Slowly, the pressure of numbers made for change. In the early years of the war, military buses, trucks and troop trains began to be integrated, as were most camp movie houses and show tents. But it was not until the war was over and several black veterans were brutally murdered in racially motivated attacks in Georgia and South Carolina that President Truman ordered equal opportunity throughout the ranks. The year was 1948. The Civil War was almost a century behind us.
Inside the nation's military camps, proximity and interdependence eventually created bonds between black and white soldiers, and tensions slowly eased. Buckley makes this point, but she does not analyze it much. Instead, she gives us the heartfelt explanation of one black veteran from his Vietnam-era memoir: ''We needed each other. 'Charlie' was the enemy, and olive green was the only color that mattered.''
That shift was not as quickly felt in the civilian realm. Countless private indignities were endured by men like Gen. Daniel James Jr., who, though named the first black commander of an integrated fighter squadron in the United States, was refused housing by a racist landlord near his Cape Cod base in 1953. Twenty years later, the insults continued to come. By then James was a four-star general (indeed, the first black four-star general) and the commander of the North American Air Defense Command (Norad) in Colorado. He personified the successful professional military man. Yet from time to time he fielded telephone calls ''from strangers worried about 'the black man who could start a nuclear war.' ''
''American Patriots'' is full of such stories. Yet the title suggests the book's biggest flaw. So intent is Buckley on proving that blacks have long been patriots that she routinely fails to see our history from any context but a soldier's. Of the Indian Wars and the black ''buffalo soldiers'' who fought in them, she writes without apparent irony that advances in civilization ''entailed the elimination of anything that stood in the way of progress, from indigenous flora and fauna to indigenous people.'' Lest the reader harbor doubts about her tone, they are vanquished pages later when she calls those same wars ''mere housekeeping.'' (Fortunately, she provides a more sophisticated analysis in her account of America's role in the Philippines.)

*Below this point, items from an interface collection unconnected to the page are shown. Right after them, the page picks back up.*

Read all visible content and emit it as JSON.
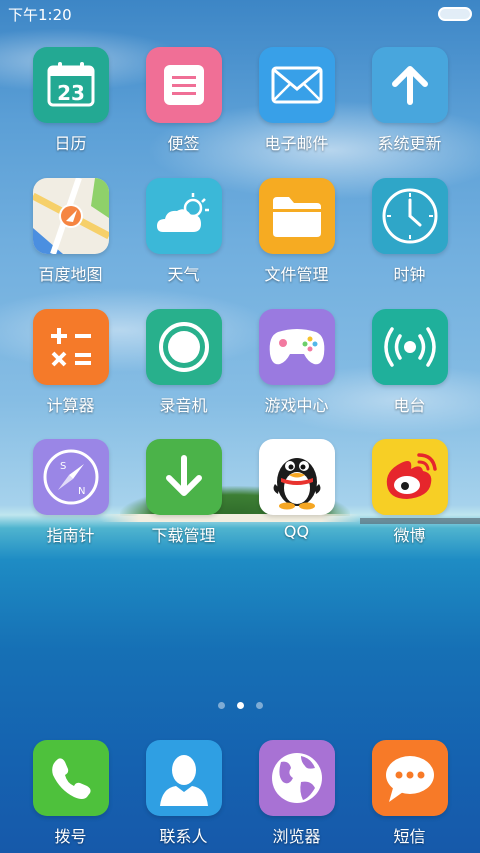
{
  "status_bar": {
    "time": "下午1:20"
  },
  "apps": [
    {
      "label": "日历",
      "icon": "calendar-icon",
      "color": "#23a993",
      "calendar_day": "23"
    },
    {
      "label": "便签",
      "icon": "notes-icon",
      "color": "#f06f96"
    },
    {
      "label": "电子邮件",
      "icon": "mail-icon",
      "color": "#38a0e8"
    },
    {
      "label": "系统更新",
      "icon": "update-arrow-icon",
      "color": "#48a6dd"
    },
    {
      "label": "百度地图",
      "icon": "map-icon",
      "color": "#f1ede3"
    },
    {
      "label": "天气",
      "icon": "weather-icon",
      "color": "#3bb8d8"
    },
    {
      "label": "文件管理",
      "icon": "folder-icon",
      "color": "#f6ab22"
    },
    {
      "label": "时钟",
      "icon": "clock-icon",
      "color": "#2fa6c8"
    },
    {
      "label": "计算器",
      "icon": "calculator-icon",
      "color": "#f57a29"
    },
    {
      "label": "录音机",
      "icon": "record-icon",
      "color": "#28b08c"
    },
    {
      "label": "游戏中心",
      "icon": "gamepad-icon",
      "color": "#9a7ae0"
    },
    {
      "label": "电台",
      "icon": "radio-icon",
      "color": "#1fb09b"
    },
    {
      "label": "指南针",
      "icon": "compass-icon",
      "color": "#9a86e6"
    },
    {
      "label": "下载管理",
      "icon": "download-icon",
      "color": "#4bb349"
    },
    {
      "label": "QQ",
      "icon": "qq-penguin-icon",
      "color": "#ffffff"
    },
    {
      "label": "微博",
      "icon": "weibo-icon",
      "color": "#f7cf25"
    }
  ],
  "dock": [
    {
      "label": "拨号",
      "icon": "phone-icon",
      "color": "#4ec13c"
    },
    {
      "label": "联系人",
      "icon": "contacts-icon",
      "color": "#2f9fe3"
    },
    {
      "label": "浏览器",
      "icon": "browser-globe-icon",
      "color": "#a872d4"
    },
    {
      "label": "短信",
      "icon": "message-icon",
      "color": "#f77a28"
    }
  ],
  "page_indicator": {
    "pages": 3,
    "current": 2
  }
}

Buckley refers throughout her book to members of her illustrious and accomplished family, about whom she wrote at length in her first book, ''The Hornes.'' At times, though, she seems stuck in the past, caught in another era's notions of patriotism, unwilling to embrace a more critical reading of the murk of modern conflict. Hers is an appealing view, but it feels slightly antique, perhaps more suited to her mother, Lena Horne, the pop legend who was America's favorite black pinup girl during World War II. Such flaws prove distracting in a work of this scope. But they do not undermine the deep importance of the story that Buckley tells.
At West Point today, cadets who show unusual leadership and perseverance
are given the Henry O. Flipper Award. It is an honor named after the first
black graduate of West Point, an Atlanta native who stood proudly with his
class (though not in its group photograph) at graduation in 1877. Four years
later he was kicked out of the Army on false charges of embezzlement. He
fought to clear his name until he died. He failed. Victory would come only
posthumously, in 1999, with a presidential pardon and a solemn reburial with
full military honors. In telling this story, and so many others, Buckley has
written a book to fill a significant gap in our history. She has recounted a
remarkable human drama, one of struggle, betrayal and ultimate redemption.